In an interview, Wu said that she personally hoped to see greek organizations banned from campus, but had created the petition to learn what others felt. “I see the referendum as a tool to help push discussion,” she said.
“I don’t really know what the campus climate really is, and I don’t think anybody does,” she said. “Something that I desperately want to know is what does the large part of the student body think? […] If in the end we have all these discussions and the frats and sororities stay, I will be fine with that as long as some different measures are taken to improve them.”
Parker Murray ‘15, who helped circulate the petition by email and wrote an op-ed about his experience with the frats for today’s edition of The Daily Gazette, also said hoped primarily for discussion. “Whereas originally I was really utterly opposed to fraternity life and to greek life in general,” Murray said, “I realized I wasn’t going to be able to have this bitter, negative attitude towards sororities and fraternities, and I effectively needed to channel my feelings through some sort of mode of discussion.”
He said that now is a good time to have this discussion, not only because of the referendum but also because the campus has just added a sorority. The referendum “is not just for us to say, ‘greek life is absolutely the worst thing on campus and it’s a terrible force,’ and to have the greeks say ‘we’ve been around forever and we’re not leaving–we don’t affect anybody,” he said. “We’ve all heard that before. There needs to be some sort of change of the tides and we have to come up with alternatives […] If it’s just this constant bickering, there’s really nothing.”
Wu explained that most her concerns about greek life, based on anecdotal evidence, could be roughly grouped under three categories of harassment–verbal, sexual, and physical-non-sexual.
She also expressed concern about identity-based discrimination, including homophobia, transphobia, and racism.
She said she saw a clear difference between greek parties and other parties on campus. “I think that because the fraternities and the sororities’ main goal is to be a social club, the main issues that emerge among their party culture are unique from any of the issues that occur around party culture at Swat in general. I’m not saying that these issues don’t exist outside the frats.”
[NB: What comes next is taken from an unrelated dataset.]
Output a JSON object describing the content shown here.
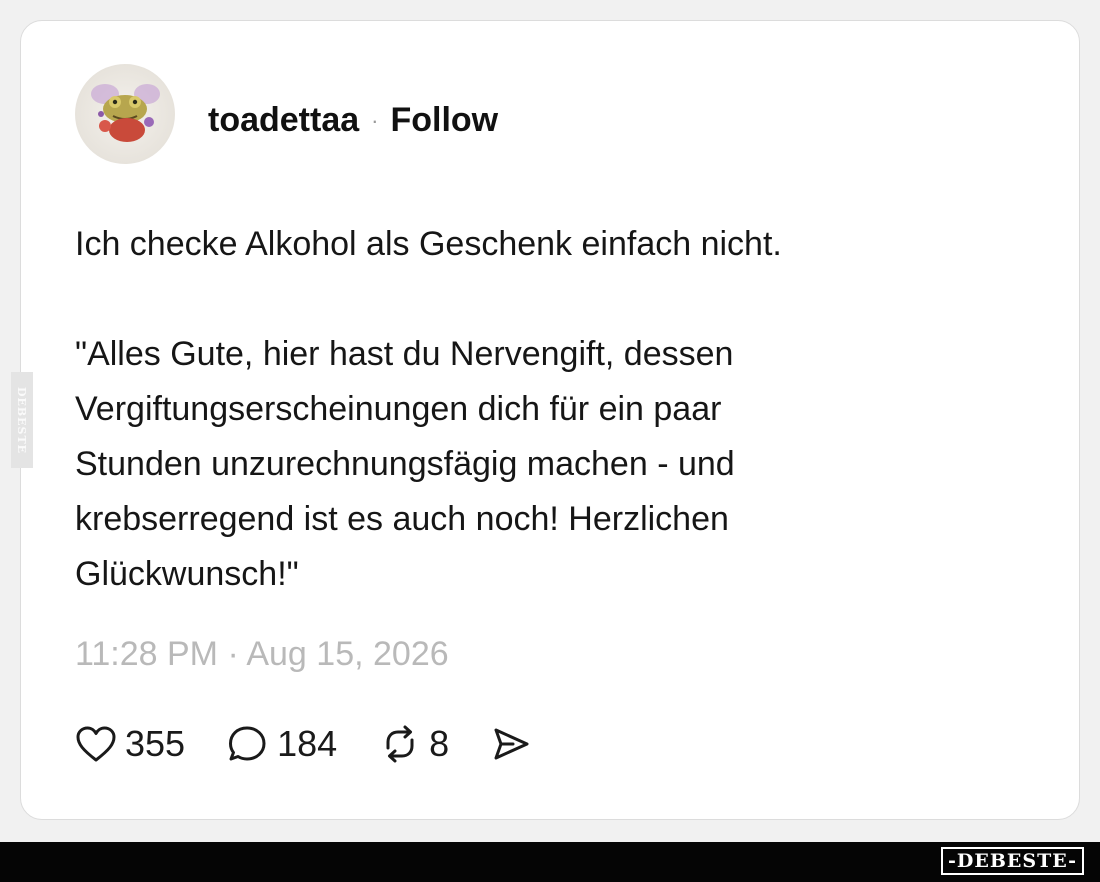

That the fraternities have made efforts to address these concerns was not lost on Wu. “In terms of sexual assault, I know there are brothers that work with the SMART team, I know that at GenderFuck they have dry brothers there helping with ground patrol,” she said. “I know that around alcohol and the drinking issue, there are lots of DART-trained brothers.”
Wu also said she had spoken to a Phi Psi alumnus who claimed the current Phi Psi pledge class was the most racially and ethnically diverse class in the fraternity’s history. She said she knew there are queer frat brothers as well.
“I’m not saying we should ban the frats because trans people don’t want to join them,” she said. “I’m saying that one of the problems with the frats–which isn’t on its own a reason to ban them–is that they have a culture that is homophobic and transphobic. The fact that they have brothers of color or queer brothers does not solve that problem. So their presence does not necessarily mean that they’re not discriminatory.”
The petition’s supporters believe that the discussion they hope to see has already begun. Murray said he had recently seen one of his friends, a member of a fraternity, having a discussion with a member of the sorority “talking about what are the flaws of the greek system.” “Everybody has to do a little bit of a retrospective on their values and then evaluate these groups on campus relative to that,” he said.
Murray said if more people came forward with their particular greek life experiences, some of the serious issues could be addressed head-on. “There’s a lot of people on campus, including me, who require knowing that they’re not alone in the desire to discuss an issue in order to come forward,” he said.
Wu said that she planned to speak with members of the Administration about potential avenues for discussion. She also accepted an invitation from Isaac Epstein ‘14 to go on a tour of Delta Upsilon’s house.